Repeat each line of the listing exactly as written.

__________

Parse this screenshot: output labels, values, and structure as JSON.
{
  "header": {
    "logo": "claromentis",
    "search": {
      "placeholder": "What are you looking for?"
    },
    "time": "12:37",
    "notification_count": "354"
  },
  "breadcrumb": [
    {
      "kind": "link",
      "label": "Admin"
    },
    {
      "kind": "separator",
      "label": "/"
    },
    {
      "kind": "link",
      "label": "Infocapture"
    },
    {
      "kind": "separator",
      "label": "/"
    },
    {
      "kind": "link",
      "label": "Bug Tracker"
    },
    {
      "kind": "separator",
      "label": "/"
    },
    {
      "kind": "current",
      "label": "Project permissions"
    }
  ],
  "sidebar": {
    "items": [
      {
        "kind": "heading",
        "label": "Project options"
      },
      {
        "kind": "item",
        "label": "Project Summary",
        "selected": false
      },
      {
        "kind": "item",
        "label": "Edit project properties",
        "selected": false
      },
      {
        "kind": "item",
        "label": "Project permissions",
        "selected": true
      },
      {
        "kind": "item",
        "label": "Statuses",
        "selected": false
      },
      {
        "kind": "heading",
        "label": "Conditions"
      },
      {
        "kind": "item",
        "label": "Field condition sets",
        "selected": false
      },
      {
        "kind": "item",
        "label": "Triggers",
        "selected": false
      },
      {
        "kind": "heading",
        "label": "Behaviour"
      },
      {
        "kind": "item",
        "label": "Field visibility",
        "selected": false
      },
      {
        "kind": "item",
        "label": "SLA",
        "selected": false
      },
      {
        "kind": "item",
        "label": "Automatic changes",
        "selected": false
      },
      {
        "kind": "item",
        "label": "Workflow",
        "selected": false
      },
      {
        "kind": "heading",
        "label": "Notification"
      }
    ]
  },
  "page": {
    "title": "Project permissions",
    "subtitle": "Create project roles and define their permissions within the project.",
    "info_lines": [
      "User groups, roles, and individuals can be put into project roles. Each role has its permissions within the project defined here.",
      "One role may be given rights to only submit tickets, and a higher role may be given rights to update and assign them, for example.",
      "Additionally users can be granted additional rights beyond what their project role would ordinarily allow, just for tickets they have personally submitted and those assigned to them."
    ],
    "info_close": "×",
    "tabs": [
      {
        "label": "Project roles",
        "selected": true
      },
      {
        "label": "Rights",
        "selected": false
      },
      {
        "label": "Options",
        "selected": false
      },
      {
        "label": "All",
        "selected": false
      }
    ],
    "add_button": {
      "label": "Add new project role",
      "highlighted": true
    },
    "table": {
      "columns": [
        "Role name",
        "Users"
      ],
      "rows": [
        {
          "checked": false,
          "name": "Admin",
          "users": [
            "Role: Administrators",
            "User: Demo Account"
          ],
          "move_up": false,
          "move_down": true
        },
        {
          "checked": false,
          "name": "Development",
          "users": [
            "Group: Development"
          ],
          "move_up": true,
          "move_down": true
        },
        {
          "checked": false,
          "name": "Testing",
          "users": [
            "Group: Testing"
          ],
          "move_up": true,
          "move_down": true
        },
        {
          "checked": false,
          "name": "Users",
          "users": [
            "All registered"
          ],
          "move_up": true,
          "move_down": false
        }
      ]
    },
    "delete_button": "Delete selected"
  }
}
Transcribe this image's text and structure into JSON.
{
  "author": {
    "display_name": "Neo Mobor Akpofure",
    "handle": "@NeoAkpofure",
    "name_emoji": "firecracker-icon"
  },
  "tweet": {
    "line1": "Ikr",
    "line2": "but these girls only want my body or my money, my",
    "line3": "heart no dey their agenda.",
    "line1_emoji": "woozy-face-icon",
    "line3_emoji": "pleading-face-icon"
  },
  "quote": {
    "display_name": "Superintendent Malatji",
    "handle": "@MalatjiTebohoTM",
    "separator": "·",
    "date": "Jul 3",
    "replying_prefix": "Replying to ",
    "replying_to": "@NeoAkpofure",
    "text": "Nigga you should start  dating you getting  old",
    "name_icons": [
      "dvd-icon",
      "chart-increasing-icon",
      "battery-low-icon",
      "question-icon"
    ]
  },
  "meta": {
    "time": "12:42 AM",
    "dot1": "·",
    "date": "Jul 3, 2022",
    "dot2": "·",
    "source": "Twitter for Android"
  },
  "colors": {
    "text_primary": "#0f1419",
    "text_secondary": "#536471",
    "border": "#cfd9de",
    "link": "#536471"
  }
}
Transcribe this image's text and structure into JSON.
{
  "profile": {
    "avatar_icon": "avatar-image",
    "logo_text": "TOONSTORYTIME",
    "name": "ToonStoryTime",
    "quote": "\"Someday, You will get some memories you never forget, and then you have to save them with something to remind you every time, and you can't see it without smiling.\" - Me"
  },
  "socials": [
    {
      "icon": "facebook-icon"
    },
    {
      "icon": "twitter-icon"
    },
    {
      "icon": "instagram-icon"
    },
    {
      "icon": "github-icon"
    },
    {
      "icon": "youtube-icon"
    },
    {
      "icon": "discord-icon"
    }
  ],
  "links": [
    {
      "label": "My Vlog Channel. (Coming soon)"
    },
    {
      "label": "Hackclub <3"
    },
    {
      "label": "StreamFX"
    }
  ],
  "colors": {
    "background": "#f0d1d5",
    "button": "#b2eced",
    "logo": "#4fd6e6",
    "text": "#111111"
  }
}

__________

Result of this task
Parse this screenshot: output labels, values, and structure as JSON.
{
  "header": {
    "logo": "claromentis",
    "search": {
      "placeholder": "What are you looking for?"
    },
    "time": "12:37",
    "notification_count": "354"
  },
  "breadcrumb": [
    {
      "kind": "link",
      "label": "Admin"
    },
    {
      "kind": "separator",
      "label": "/"
    },
    {
      "kind": "link",
      "label": "Infocapture"
    },
    {
      "kind": "separator",
      "label": "/"
    },
    {
      "kind": "link",
      "label": "Bug Tracker"
    },
    {
      "kind": "separator",
      "label": "/"
    },
    {
      "kind": "current",
      "label": "Project permissions"
    }
  ],
  "sidebar": {
    "items": [
      {
        "kind": "heading",
        "label": "Project options"
      },
      {
        "kind": "item",
        "label": "Project Summary",
        "selected": false
      },
      {
        "kind": "item",
        "label": "Edit project properties",
        "selected": false
      },
      {
        "kind": "item",
        "label": "Project permissions",
        "selected": true
      },
      {
        "kind": "item",
        "label": "Statuses",
        "selected": false
      },
      {
        "kind": "heading",
        "label": "Conditions"
      },
      {
        "kind": "item",
        "label": "Field condition sets",
        "selected": false
      },
      {
        "kind": "item",
        "label": "Triggers",
        "selected": false
      },
      {
        "kind": "heading",
        "label": "Behaviour"
      },
      {
        "kind": "item",
        "label": "Field visibility",
        "selected": false
      },
      {
        "kind": "item",
        "label": "SLA",
        "selected": false
      },
      {
        "kind": "item",
        "label": "Automatic changes",
        "selected": false
      },
      {
        "kind": "item",
        "label": "Workflow",
        "selected": false
      },
      {
        "kind": "heading",
        "label": "Notification"
      }
    ]
  },
  "page": {
    "title": "Project permissions",
    "subtitle": "Create project roles and define their permissions within the project.",
    "info_lines": [
      "User groups, roles, and individuals can be put into project roles. Each role has its permissions within the project defined here.",
      "One role may be given rights to only submit tickets, and a higher role may be given rights to update and assign them, for example.",
      "Additionally users can be granted additional rights beyond what their project role would ordinarily allow, just for tickets they have personally submitted and those assigned to them."
    ],
    "info_close": "×",
    "tabs": [
      {
        "label": "Project roles",
        "selected": true
      },
      {
        "label": "Rights",
        "selected": false
      },
      {
        "label": "Options",
        "selected": false
      },
      {
        "label": "All",
        "selected": false
      }
    ],
    "add_button": {
      "label": "Add new project role",
      "highlighted": true
    },
    "table": {
      "columns": [
        "Role name",
        "Users"
      ],
      "rows": [
        {
          "checked": false,
          "name": "Admin",
          "users": [
            "Role: Administrators",
            "User: Demo Account"
          ],
          "move_up": false,
          "move_down": true
        },
        {
          "checked": false,
          "name": "Development",
          "users": [
            "Group: Development"
          ],
          "move_up": true,
          "move_down": true
        },
        {
          "checked": false,
          "name": "Testing",
          "users": [
            "Group: Testing"
          ],
          "move_up": true,
          "move_down": true
        },
        {
          "checked": false,
          "name": "Users",
          "users": [
            "All registered"
          ],
          "move_up": true,
          "move_down": false
        }
      ]
    },
    "delete_button": "Delete selected"
  }
}
Transcribe this image's text and structure into JSON.
{
  "author": {
    "display_name": "Neo Mobor Akpofure",
    "handle": "@NeoAkpofure",
    "name_emoji": "firecracker-icon"
  },
  "tweet": {
    "line1": "Ikr",
    "line2": "but these girls only want my body or my money, my",
    "line3": "heart no dey their agenda.",
    "line1_emoji": "woozy-face-icon",
    "line3_emoji": "pleading-face-icon"
  },
  "quote": {
    "display_name": "Superintendent Malatji",
    "handle": "@MalatjiTebohoTM",
    "separator": "·",
    "date": "Jul 3",
    "replying_prefix": "Replying to ",
    "replying_to": "@NeoAkpofure",
    "text": "Nigga you should start  dating you getting  old",
    "name_icons": [
      "dvd-icon",
      "chart-increasing-icon",
      "battery-low-icon",
      "question-icon"
    ]
  },
  "meta": {
    "time": "12:42 AM",
    "dot1": "·",
    "date": "Jul 3, 2022",
    "dot2": "·",
    "source": "Twitter for Android"
  },
  "colors": {
    "text_primary": "#0f1419",
    "text_secondary": "#536471",
    "border": "#cfd9de",
    "link": "#536471"
  }
}
Transcribe this image's text and structure into JSON.
{
  "profile": {
    "avatar_icon": "avatar-image",
    "logo_text": "TOONSTORYTIME",
    "name": "ToonStoryTime",
    "quote": "\"Someday, You will get some memories you never forget, and then you have to save them with something to remind you every time, and you can't see it without smiling.\" - Me"
  },
  "socials": [
    {
      "icon": "facebook-icon"
    },
    {
      "icon": "twitter-icon"
    },
    {
      "icon": "instagram-icon"
    },
    {
      "icon": "github-icon"
    },
    {
      "icon": "youtube-icon"
    },
    {
      "icon": "discord-icon"
    }
  ],
  "links": [
    {
      "label": "My Vlog Channel. (Coming soon)"
    },
    {
      "label": "Hackclub <3"
    },
    {
      "label": "StreamFX"
    }
  ],
  "colors": {
    "background": "#f0d1d5",
    "button": "#b2eced",
    "logo": "#4fd6e6",
    "text": "#111111"
  }
}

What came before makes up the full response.